Leptons obey a simple relationship known as the Koide formula. When the particles interact, the number of leptons of the same type (electrons and neutrino electrons, muons and neutrino muons, tau and tau neutrino leptons) generally remain the same. This principle is known as the conservation of the lepton number.


The hadron is a subatomic particle made up of quarks, characterized by relating through strong interactions. Although they can also show weak and electromagnetic interactions, strong interactions predominate in hadrons, which are those that maintain internal cohesion in the atomic nucleus.

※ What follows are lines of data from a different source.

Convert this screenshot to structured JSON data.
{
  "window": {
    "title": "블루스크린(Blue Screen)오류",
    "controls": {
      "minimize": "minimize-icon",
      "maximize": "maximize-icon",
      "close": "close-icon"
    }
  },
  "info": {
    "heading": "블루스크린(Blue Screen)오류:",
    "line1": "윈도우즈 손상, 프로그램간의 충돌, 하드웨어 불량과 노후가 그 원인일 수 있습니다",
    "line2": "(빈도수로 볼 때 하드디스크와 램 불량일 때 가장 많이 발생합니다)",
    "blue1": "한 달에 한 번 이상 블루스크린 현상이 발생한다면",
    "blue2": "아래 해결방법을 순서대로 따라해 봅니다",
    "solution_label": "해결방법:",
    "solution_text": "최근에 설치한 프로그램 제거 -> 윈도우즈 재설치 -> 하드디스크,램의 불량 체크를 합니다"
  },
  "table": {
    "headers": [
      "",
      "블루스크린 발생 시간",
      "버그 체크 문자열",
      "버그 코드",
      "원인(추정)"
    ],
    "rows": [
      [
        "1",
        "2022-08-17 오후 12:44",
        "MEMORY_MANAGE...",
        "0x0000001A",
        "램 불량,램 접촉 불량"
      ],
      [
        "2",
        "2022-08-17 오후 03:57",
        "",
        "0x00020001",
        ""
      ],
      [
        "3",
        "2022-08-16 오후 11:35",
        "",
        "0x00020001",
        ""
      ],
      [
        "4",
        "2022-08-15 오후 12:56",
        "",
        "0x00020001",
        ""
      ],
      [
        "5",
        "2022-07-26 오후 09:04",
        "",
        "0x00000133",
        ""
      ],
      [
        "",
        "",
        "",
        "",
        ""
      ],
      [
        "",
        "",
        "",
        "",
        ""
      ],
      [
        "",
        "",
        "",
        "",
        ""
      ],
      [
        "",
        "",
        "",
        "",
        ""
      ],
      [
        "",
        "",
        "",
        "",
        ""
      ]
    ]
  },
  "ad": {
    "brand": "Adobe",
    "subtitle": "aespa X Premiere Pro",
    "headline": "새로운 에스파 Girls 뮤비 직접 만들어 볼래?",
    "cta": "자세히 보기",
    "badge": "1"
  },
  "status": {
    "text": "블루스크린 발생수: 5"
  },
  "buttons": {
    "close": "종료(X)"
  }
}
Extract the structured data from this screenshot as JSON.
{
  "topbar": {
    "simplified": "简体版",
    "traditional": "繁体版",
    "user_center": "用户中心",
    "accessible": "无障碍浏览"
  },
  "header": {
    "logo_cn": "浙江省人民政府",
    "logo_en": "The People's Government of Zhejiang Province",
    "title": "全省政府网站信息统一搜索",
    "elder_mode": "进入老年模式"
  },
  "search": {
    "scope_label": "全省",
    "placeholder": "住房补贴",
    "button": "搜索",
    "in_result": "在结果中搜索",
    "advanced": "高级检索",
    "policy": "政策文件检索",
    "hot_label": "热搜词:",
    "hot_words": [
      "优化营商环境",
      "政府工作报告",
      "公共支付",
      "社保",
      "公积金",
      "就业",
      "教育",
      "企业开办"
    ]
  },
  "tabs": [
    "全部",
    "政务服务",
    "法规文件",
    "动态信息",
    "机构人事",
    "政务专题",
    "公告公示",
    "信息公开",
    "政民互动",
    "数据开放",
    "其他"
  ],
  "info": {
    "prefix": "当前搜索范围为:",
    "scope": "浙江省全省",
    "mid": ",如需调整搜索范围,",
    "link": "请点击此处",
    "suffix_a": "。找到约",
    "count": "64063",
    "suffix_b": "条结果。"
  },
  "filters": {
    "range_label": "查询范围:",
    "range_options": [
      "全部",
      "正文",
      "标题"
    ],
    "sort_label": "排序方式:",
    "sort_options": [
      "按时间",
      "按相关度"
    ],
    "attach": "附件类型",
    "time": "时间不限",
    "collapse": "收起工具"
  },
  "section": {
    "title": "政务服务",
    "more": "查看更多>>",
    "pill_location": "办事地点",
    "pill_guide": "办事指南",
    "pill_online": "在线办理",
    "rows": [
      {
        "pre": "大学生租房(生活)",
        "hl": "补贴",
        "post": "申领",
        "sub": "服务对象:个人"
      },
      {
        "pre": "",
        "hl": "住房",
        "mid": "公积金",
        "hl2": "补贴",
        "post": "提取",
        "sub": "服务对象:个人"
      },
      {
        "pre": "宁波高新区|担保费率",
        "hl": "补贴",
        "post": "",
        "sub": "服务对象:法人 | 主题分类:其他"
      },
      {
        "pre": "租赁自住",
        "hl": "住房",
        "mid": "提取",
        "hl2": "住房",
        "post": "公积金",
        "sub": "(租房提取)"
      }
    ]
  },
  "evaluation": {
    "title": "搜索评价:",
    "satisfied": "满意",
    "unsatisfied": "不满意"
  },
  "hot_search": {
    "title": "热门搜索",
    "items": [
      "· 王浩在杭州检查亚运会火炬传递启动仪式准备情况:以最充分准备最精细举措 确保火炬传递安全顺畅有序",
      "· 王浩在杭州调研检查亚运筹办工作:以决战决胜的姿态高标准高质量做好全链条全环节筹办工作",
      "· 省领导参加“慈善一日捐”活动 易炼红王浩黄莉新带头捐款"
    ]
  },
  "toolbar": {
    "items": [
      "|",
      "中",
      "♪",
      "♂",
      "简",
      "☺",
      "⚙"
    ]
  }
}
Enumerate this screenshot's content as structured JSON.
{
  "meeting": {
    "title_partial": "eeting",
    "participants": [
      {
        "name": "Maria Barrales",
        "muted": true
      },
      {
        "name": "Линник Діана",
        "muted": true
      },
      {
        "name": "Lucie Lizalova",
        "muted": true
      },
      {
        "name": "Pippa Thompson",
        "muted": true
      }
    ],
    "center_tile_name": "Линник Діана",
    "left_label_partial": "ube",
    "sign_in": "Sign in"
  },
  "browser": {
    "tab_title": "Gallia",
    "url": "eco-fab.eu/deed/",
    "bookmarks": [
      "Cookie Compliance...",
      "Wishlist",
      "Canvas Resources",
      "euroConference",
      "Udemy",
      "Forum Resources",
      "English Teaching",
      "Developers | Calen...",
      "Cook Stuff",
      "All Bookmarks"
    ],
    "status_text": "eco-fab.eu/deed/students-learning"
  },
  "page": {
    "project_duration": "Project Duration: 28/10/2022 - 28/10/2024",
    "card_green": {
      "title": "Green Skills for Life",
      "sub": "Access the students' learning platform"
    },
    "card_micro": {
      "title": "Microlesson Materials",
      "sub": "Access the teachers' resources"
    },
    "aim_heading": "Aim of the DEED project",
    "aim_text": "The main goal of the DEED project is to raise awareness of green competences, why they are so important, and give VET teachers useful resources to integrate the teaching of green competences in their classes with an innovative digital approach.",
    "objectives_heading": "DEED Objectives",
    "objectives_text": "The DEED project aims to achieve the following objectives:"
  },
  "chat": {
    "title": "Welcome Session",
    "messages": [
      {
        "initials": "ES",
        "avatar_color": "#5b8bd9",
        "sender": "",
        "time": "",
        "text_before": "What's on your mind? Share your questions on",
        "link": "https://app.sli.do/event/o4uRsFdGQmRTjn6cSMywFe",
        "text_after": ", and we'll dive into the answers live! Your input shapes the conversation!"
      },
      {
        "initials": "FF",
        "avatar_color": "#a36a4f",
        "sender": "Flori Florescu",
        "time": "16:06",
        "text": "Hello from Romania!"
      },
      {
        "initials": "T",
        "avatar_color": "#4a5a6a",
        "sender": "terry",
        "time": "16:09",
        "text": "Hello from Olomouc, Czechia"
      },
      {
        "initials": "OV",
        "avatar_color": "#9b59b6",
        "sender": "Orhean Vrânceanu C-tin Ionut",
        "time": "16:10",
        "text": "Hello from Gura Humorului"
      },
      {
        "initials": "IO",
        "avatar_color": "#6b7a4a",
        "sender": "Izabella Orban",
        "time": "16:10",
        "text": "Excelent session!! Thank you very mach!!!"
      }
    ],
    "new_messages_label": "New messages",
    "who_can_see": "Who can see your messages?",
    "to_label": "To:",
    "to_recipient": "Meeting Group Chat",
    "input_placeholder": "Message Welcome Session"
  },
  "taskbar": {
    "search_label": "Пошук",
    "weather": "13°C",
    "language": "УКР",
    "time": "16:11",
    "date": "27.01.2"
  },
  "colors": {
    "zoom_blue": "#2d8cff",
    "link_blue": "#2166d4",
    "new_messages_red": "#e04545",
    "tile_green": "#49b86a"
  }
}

These particles have two categories: the baryons formed by three quarks, such as the neutron and the proton, and the mesons, formed by a quark and an antiquark, such as the pion. Most hadrons can be classified with the quark model which implies that all quantum numbers of baryons are derived from those of valence quark.


An electrically neutral elementary nuclear particle with a mass much less than that of the electron (possibly null). The neutrino is a fermion; its spin is 1/2. Before the discovery of the neutrino, it appeared that the total energy, momentum, and spin of the process were not conserved in the beta decay electron emission. To explain this inconsistency, the Austrian physicist Wolfgang Pauli deduced the properties of the neutrino in 1931 .

With no charge and a negligible mass, the neutrino is extremely difficult to detect; Research confirmed its peculiar properties by measuring the recoil it causes in other particles. Billions of neutrinos traverse Earth every second, and only a tiny proportion of them interact with any other particle. American physicists Frederick Reines and Clyde Lorrain Cowan Jr. obtained conclusive evidence of their existence in 1956 .

The neutrino’s antiparticle is emitted in electron-producing beta decay processes, while neutrinos are emitted along with positrons in other beta decay reactions. Some physicists conjecture that in a strange form of radioactivity, called double beta decay, two neutrinos can sometimes fuse to form a particle they call a “majoron.” Another type of high-energy neutrino, called a muonic neutrino, is emitted along with a muon when a pion decays.

When a pion decays, a neutral particle must be emitted in the opposite direction to that of the muon to preserve momentum. The initial assumption was that that particle was the same neutrino that retains momentum in beta decay. In 1962, however, research showed that the neutrino that accompanies pion decay is of a different type. There is also a third type of neutrino, the tau neutrino (and its antiparticle).

Currently, the possibility that neutrinos can oscillate between one form and another is of great interest. So far, the evidence in this regard is indirect, but if confirmed it would suggest that the neutrino has a certain mass, which would have profound implications for cosmology and physics in general: this additional mass in the universe could mean that the universe does not follow expanding indefinitely but eventually contracting. Although there are different interpretations, some scientists believe that the information on neutrinos obtained from the SN 1987A supernova supports the idea that the neutrino has mass.


Name given to each of the elementary particles subjected to strong interactions, of null or integer spin and null baryonic charge.

The mesons, identified by Powell in 1947 in cosmic rays and whose existence had been postulated by Yukawa in 1935, are unstable particles, with a mass generally between that of electrons and that of neutrons. The most stable, whose half-lives are on the order of a hundred millionth of a second, are pions and kaons.


Leave a Comment